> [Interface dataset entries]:
#####
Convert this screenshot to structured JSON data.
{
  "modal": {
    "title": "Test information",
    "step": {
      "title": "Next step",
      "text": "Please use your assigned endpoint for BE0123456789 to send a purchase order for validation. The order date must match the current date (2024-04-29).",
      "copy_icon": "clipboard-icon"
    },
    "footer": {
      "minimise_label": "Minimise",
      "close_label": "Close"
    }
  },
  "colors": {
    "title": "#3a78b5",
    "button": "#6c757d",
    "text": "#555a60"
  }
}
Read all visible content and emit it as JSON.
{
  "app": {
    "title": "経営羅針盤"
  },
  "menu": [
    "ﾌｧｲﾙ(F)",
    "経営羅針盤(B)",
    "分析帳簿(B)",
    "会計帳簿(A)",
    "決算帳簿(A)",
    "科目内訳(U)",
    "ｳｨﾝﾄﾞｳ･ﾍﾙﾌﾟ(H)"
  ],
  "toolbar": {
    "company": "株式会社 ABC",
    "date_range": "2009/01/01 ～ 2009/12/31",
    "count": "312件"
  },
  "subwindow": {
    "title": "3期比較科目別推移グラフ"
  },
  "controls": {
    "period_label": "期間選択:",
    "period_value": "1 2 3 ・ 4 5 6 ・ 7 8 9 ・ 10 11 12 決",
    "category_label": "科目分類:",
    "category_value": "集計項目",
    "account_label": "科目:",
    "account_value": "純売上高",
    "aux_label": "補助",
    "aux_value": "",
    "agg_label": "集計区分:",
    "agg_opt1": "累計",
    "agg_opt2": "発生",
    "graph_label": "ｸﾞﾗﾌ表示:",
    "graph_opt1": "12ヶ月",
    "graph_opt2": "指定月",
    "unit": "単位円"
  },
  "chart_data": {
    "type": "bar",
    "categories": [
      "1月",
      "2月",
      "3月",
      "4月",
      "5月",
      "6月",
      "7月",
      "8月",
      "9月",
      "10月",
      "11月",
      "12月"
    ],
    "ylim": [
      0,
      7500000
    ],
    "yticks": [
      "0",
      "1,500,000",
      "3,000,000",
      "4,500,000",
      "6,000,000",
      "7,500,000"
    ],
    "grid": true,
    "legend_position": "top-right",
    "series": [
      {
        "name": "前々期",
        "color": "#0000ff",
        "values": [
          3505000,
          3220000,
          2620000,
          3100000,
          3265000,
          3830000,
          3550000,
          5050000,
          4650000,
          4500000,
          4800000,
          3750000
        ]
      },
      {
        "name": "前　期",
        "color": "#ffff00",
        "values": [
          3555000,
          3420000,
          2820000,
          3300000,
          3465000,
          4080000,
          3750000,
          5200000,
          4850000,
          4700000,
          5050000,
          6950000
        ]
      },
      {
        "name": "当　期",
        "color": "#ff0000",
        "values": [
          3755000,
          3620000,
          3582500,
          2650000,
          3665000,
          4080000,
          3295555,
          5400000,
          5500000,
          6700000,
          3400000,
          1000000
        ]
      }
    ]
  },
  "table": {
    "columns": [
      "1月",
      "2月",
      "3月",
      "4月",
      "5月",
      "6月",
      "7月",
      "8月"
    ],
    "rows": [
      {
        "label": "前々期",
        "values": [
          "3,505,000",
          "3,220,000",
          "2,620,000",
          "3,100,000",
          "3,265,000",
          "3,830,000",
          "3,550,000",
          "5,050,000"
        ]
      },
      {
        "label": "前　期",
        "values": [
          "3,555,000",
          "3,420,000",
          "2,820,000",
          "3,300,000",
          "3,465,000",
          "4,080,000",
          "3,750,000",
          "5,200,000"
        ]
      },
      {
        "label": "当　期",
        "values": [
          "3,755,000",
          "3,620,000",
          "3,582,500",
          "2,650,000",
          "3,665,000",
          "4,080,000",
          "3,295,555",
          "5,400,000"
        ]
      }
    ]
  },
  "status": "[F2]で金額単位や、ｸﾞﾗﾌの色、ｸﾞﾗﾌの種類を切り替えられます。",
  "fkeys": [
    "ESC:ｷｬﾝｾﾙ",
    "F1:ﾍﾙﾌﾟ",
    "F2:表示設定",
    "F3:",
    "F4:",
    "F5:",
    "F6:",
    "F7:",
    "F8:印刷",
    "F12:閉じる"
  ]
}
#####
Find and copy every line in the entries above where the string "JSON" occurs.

Convert this screenshot to structured JSON data.
Read all visible content and emit it as JSON.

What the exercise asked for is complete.